GIVEN DATA
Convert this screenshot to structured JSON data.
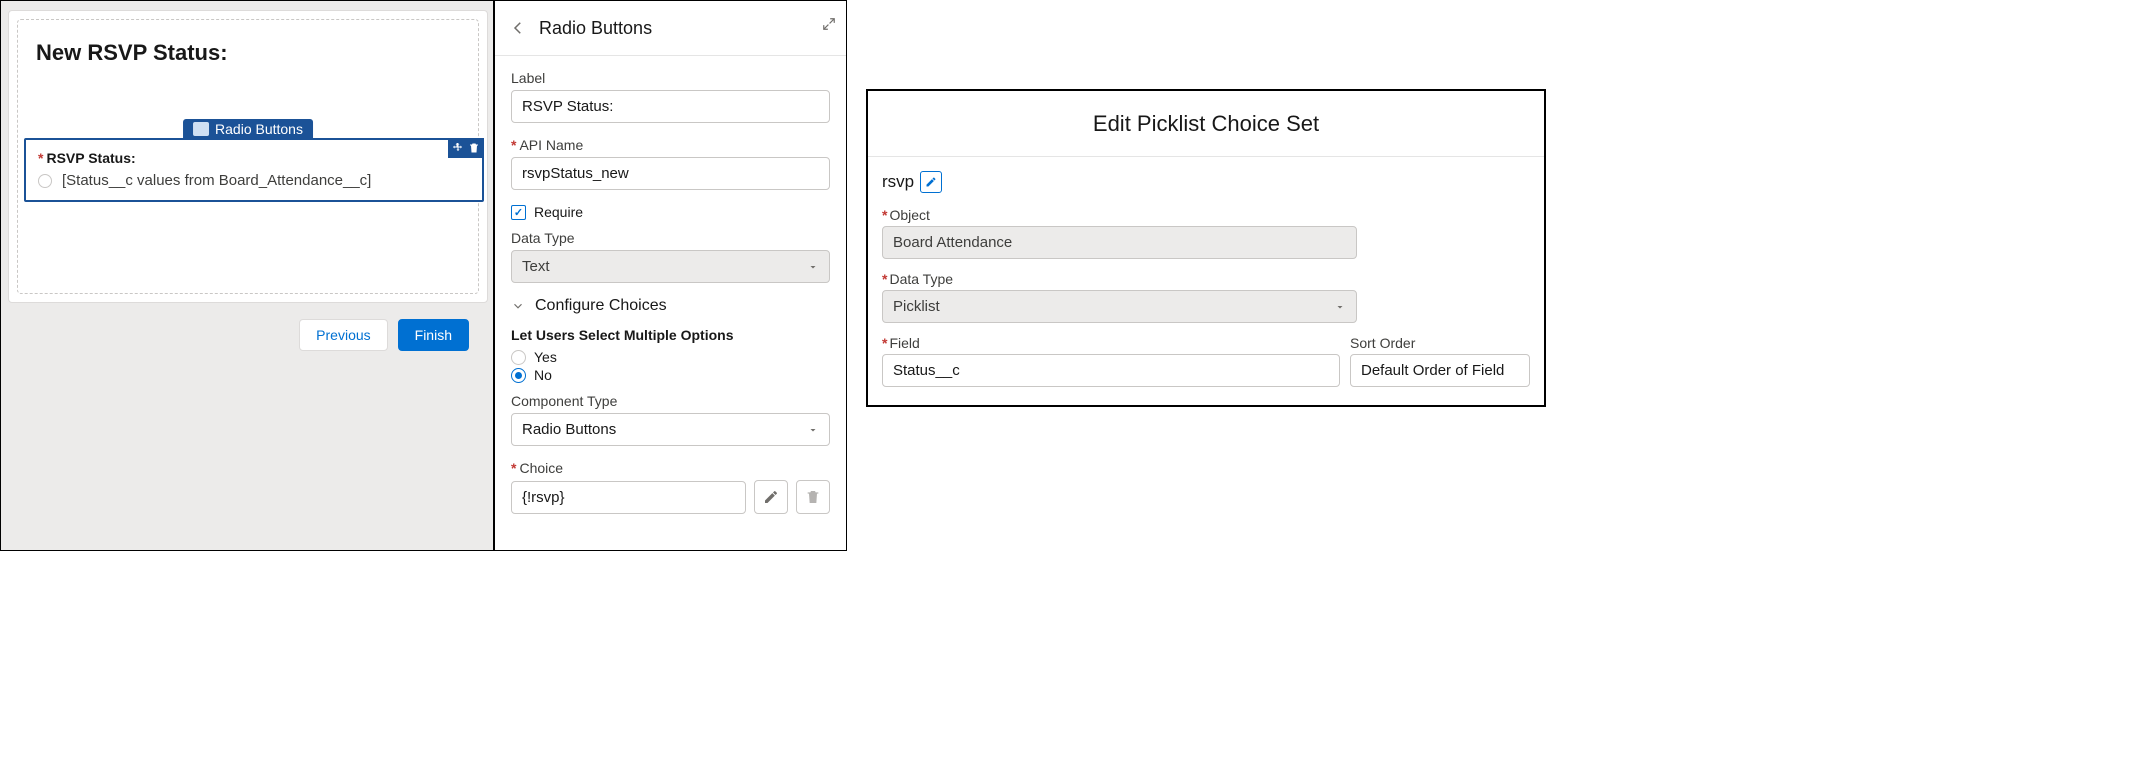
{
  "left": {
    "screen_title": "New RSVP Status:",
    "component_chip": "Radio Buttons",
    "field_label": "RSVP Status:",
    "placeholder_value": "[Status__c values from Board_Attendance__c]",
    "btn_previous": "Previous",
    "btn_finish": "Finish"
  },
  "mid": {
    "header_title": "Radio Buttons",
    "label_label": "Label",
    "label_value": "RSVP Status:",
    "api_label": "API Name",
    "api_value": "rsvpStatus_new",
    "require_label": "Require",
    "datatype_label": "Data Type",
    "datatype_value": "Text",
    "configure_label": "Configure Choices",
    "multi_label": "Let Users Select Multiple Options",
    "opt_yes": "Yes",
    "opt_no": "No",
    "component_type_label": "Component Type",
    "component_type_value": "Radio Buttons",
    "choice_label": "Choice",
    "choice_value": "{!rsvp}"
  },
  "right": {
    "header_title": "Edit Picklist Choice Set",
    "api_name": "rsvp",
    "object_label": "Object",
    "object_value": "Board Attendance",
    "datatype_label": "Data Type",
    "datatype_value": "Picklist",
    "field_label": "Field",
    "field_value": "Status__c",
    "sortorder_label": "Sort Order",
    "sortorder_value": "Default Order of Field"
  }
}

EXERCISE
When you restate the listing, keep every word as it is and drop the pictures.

ANSWER TO THIS PROBLEM
Convert this screenshot to structured JSON data.
{
  "left": {
    "screen_title": "New RSVP Status:",
    "component_chip": "Radio Buttons",
    "field_label": "RSVP Status:",
    "placeholder_value": "[Status__c values from Board_Attendance__c]",
    "btn_previous": "Previous",
    "btn_finish": "Finish"
  },
  "mid": {
    "header_title": "Radio Buttons",
    "label_label": "Label",
    "label_value": "RSVP Status:",
    "api_label": "API Name",
    "api_value": "rsvpStatus_new",
    "require_label": "Require",
    "datatype_label": "Data Type",
    "datatype_value": "Text",
    "configure_label": "Configure Choices",
    "multi_label": "Let Users Select Multiple Options",
    "opt_yes": "Yes",
    "opt_no": "No",
    "component_type_label": "Component Type",
    "component_type_value": "Radio Buttons",
    "choice_label": "Choice",
    "choice_value": "{!rsvp}"
  },
  "right": {
    "header_title": "Edit Picklist Choice Set",
    "api_name": "rsvp",
    "object_label": "Object",
    "object_value": "Board Attendance",
    "datatype_label": "Data Type",
    "datatype_value": "Picklist",
    "field_label": "Field",
    "field_value": "Status__c",
    "sortorder_label": "Sort Order",
    "sortorder_value": "Default Order of Field"
  }
}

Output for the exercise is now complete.